Thus we see that the FCC, which has just completed a 376-page report describing how the private sector has failed to build the networks we need, continues to see the private sector as the best entity to build and operate these networks.
In short, this is my biggest frustration with the report.
Forget that their first goal is for the U.S. to somehow "lead the world" in 2020 with 100 million connections at the speeds commonly found TODAY in several peer nations.
Let's focus instead on its anti-public sector bias in revisiting the history of infrastructure networks in US history (page 3):
Private investment was pivotal in building most of these networks, but government actions also played an important role. Treasury bonds and land grants underwrote the railroad, the Rural Electrification Act brought electricity to farms and the federal government funded 90% of the cost of the interstate highways.

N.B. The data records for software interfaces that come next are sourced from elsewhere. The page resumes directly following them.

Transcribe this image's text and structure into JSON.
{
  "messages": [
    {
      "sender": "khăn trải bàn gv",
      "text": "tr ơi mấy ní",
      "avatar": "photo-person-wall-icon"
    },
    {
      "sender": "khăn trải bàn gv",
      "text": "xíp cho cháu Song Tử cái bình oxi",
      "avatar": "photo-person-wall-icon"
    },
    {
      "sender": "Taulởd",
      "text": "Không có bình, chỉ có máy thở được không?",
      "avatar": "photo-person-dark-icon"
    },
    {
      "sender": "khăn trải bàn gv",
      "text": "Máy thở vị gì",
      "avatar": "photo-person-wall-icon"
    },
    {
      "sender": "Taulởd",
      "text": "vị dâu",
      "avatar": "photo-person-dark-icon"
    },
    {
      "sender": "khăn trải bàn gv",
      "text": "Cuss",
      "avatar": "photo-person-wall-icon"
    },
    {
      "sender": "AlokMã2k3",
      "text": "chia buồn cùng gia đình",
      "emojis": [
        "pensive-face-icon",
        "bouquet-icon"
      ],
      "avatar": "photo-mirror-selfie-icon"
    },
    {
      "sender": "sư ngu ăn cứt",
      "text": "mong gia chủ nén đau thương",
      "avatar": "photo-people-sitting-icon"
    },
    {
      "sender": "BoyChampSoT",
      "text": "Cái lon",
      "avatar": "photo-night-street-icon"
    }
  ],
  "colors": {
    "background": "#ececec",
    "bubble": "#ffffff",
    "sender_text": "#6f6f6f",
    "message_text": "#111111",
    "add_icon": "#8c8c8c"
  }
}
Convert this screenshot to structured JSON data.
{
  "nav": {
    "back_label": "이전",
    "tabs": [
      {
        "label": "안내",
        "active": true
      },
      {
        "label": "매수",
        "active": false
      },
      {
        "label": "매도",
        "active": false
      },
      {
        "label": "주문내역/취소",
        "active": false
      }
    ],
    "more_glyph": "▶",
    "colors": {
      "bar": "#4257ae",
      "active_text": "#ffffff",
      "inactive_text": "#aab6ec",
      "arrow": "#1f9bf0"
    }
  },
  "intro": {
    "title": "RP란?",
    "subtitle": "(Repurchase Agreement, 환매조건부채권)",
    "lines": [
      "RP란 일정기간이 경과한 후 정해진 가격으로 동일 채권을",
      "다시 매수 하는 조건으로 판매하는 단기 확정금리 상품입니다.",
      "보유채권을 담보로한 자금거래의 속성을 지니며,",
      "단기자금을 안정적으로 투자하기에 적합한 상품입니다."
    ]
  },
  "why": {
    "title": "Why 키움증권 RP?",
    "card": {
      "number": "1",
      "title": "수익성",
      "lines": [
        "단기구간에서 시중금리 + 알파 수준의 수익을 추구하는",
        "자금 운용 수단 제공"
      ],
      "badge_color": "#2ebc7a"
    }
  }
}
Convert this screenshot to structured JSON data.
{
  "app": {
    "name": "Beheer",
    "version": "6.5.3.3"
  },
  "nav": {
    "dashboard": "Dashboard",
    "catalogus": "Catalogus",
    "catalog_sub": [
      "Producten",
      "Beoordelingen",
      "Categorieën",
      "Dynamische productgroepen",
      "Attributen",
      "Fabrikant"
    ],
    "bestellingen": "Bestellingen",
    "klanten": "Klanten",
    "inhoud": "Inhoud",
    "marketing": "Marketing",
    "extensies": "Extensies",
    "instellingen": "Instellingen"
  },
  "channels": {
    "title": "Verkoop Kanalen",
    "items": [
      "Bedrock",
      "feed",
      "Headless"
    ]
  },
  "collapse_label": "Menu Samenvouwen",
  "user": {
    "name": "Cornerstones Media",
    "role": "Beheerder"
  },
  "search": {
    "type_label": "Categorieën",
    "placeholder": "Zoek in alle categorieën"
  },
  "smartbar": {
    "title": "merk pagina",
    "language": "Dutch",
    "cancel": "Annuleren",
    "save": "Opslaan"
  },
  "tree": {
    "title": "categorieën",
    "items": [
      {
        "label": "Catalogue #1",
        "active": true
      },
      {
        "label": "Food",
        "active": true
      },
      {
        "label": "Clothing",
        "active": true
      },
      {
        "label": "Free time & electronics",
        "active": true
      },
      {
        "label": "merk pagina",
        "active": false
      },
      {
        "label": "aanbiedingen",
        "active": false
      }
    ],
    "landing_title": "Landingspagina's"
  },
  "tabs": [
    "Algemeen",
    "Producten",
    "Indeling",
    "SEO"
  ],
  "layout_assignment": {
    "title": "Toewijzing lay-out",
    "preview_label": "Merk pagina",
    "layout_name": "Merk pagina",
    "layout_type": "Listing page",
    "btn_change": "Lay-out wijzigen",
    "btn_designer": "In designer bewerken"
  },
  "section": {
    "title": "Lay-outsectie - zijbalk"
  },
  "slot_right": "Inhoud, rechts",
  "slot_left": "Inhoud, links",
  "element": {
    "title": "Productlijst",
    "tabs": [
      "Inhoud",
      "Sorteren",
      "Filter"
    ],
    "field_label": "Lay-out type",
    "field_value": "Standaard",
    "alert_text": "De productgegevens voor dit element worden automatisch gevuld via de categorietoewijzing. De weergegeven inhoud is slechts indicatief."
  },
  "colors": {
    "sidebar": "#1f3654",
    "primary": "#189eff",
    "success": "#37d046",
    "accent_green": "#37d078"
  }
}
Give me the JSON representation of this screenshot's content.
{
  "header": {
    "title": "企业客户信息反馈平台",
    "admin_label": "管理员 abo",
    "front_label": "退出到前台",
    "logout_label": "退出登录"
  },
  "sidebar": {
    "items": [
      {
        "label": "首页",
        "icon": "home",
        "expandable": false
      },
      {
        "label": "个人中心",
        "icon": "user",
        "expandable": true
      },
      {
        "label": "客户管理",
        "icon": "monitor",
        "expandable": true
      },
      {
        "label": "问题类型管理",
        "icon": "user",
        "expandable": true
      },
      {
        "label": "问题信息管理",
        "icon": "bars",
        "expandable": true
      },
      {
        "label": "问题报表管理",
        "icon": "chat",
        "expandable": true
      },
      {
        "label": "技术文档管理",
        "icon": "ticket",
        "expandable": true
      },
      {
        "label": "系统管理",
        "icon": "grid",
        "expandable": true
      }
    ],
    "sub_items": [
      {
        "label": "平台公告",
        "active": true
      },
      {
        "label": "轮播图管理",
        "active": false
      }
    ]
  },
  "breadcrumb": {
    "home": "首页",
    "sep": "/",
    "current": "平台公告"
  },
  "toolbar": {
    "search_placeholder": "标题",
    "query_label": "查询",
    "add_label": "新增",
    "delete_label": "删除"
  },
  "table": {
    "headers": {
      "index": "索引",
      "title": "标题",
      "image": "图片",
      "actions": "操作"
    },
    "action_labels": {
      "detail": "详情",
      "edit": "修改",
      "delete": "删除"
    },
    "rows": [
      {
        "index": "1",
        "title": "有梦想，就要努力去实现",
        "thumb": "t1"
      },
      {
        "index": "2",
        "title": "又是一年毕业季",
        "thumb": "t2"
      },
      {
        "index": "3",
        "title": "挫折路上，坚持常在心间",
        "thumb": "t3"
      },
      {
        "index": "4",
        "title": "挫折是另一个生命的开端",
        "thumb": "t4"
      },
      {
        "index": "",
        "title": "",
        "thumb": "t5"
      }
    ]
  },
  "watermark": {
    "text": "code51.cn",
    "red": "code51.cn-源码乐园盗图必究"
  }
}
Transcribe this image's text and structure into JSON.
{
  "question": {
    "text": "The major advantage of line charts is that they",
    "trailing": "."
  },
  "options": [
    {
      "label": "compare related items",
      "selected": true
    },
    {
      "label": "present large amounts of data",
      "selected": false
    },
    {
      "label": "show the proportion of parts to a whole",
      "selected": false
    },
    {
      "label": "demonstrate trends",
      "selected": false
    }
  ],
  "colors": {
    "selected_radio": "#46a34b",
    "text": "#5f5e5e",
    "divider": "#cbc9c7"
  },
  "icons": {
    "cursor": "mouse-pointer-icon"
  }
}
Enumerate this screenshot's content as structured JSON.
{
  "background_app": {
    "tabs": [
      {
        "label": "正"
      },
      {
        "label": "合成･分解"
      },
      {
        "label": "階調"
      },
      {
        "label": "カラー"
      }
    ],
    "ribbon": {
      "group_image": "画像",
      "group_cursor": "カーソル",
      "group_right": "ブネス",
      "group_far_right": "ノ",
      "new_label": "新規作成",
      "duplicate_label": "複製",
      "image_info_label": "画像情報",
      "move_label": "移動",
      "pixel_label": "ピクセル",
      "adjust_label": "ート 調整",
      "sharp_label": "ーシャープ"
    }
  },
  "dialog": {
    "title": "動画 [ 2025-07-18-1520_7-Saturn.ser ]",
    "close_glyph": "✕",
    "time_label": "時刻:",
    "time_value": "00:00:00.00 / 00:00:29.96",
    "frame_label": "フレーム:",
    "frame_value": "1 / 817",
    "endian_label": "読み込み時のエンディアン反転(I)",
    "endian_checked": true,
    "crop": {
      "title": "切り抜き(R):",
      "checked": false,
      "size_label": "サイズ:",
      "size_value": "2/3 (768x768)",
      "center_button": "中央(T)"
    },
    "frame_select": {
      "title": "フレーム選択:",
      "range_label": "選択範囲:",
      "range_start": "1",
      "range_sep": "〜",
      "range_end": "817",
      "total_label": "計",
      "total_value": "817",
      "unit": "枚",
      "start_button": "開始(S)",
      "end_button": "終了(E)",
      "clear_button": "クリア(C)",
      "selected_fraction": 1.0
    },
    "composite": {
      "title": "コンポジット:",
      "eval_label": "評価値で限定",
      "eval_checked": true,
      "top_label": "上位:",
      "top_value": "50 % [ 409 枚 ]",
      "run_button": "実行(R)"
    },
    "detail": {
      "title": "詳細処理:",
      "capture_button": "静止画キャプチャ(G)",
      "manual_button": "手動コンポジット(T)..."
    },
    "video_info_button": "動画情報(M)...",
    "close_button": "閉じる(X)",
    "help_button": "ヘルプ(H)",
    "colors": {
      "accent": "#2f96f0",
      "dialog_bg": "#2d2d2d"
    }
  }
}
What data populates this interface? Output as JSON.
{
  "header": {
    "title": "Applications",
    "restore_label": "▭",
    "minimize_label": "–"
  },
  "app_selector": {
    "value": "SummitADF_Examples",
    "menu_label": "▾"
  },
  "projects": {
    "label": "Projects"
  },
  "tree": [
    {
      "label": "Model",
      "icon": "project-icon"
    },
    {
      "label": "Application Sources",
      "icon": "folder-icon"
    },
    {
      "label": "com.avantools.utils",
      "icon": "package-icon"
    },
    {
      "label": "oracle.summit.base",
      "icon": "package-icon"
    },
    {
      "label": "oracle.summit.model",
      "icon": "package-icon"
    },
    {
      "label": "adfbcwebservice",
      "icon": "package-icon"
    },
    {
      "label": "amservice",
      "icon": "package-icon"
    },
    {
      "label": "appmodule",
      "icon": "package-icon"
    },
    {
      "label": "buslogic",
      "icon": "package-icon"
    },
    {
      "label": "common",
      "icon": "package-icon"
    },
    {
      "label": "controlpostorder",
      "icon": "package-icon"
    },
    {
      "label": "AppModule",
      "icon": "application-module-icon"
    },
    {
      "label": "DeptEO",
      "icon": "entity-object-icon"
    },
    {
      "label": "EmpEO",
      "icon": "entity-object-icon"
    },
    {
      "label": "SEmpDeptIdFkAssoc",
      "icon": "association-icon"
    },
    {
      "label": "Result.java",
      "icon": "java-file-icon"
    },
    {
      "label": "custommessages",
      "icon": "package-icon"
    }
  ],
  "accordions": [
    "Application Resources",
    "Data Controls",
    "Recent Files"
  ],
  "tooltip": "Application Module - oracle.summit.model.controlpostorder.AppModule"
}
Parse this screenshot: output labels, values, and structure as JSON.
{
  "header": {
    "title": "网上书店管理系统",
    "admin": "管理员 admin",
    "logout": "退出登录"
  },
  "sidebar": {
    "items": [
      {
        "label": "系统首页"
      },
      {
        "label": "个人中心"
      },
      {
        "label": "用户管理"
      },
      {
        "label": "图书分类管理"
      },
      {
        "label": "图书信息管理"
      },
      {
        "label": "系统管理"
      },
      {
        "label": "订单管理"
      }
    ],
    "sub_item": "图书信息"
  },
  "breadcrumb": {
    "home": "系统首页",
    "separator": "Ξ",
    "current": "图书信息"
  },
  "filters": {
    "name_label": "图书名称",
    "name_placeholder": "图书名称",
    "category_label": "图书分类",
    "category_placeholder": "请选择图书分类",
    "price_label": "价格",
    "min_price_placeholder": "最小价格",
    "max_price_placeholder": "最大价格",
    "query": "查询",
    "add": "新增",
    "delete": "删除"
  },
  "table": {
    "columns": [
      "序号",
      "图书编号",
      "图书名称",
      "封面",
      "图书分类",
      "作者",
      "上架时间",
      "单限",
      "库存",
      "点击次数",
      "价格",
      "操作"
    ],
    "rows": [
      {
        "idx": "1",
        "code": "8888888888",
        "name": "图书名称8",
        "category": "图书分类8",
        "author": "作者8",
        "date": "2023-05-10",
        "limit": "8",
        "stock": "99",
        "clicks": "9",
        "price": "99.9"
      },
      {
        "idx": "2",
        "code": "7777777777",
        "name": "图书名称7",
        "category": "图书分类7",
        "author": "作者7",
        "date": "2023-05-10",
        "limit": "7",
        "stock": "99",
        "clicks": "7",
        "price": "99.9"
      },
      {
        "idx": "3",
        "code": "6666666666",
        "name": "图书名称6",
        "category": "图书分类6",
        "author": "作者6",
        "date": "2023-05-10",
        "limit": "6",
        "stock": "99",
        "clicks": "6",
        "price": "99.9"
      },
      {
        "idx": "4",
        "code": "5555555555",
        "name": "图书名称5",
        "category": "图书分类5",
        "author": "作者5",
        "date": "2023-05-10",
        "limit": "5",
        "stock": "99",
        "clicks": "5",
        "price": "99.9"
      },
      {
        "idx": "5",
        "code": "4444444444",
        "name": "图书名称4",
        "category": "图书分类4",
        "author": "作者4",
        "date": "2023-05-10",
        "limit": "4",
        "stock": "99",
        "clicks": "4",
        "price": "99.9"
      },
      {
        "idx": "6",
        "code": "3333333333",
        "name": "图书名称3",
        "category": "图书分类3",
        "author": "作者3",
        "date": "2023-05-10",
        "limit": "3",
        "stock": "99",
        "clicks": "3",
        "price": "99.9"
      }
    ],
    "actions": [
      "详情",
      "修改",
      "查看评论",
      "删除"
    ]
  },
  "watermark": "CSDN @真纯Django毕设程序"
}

Let's see, the public sector paid for almost all the highways, provided the land and financing for the railroads, and merely electrified most of the country's land mass while leaving the profitable areas for the private sector to take care of. It sure as hell seems like public investment was pivotal in building those networks, not private. But instead, we see another federal agency going out of its way to reassure the private sector that despite the U.S. being totally not competitive in broadband internationally, we all really really value their contribution.
Perhaps the most fascinating omission of this report is that it ignores the areas of the U.S. that have already met the goals set forth. Lafayette, Louisiana, is building 100Mbps symmetrical connections to every home in town - one might think the FCC would have been interested in mentioning that. Unfortunately, it doesn't fit into the FCC's narrative that public broadband should be a last resort. Lafayette already had broadband - they simply wanted better broadband from a provider that put the community first. It was not a last resort, it was a good policy choice.
This report gets many of the details right when it comes to why these networks are important, but it does not learn from all the past networks they cite as being transformative -- that the public sector has an incredibly important role to play rather than a minor one. The public must control the infrastructure to ensure it is not monopolized by narrow interests. And in this case, those narrow interests probably love this report.
This is a plan for ongoing public subsidization of privately owned networks. Even if it leads to a temporary spike in broadband investment, it does not solve the long term problem in the way that rural electrification did - by making sure that the infrastructure was accountable to communities.
If nothing else, we continue to hope that this plan will make it easier for communities to build the networks they need themselves. The FCC has made a weak recommendation that this happen - we'll see what Congress says. This plan makes it clear: DC is not coming to the rescue - communities can choose to be self-reliant (depending on the state) or they can take what the private sector gets around to offering.
Update: My criticisms of The Plan should not be interpreted as being anti-Plan. In fact, I think the Plan moves us forward as a nation in some key ways (as noted by Karl Bode in the link above) -- but I also think the Plan makes some fundamental mistakes. Nonetheless, I offer my thanks to all the work the FCC put into producing this. It was certainly a Sisyphusian task.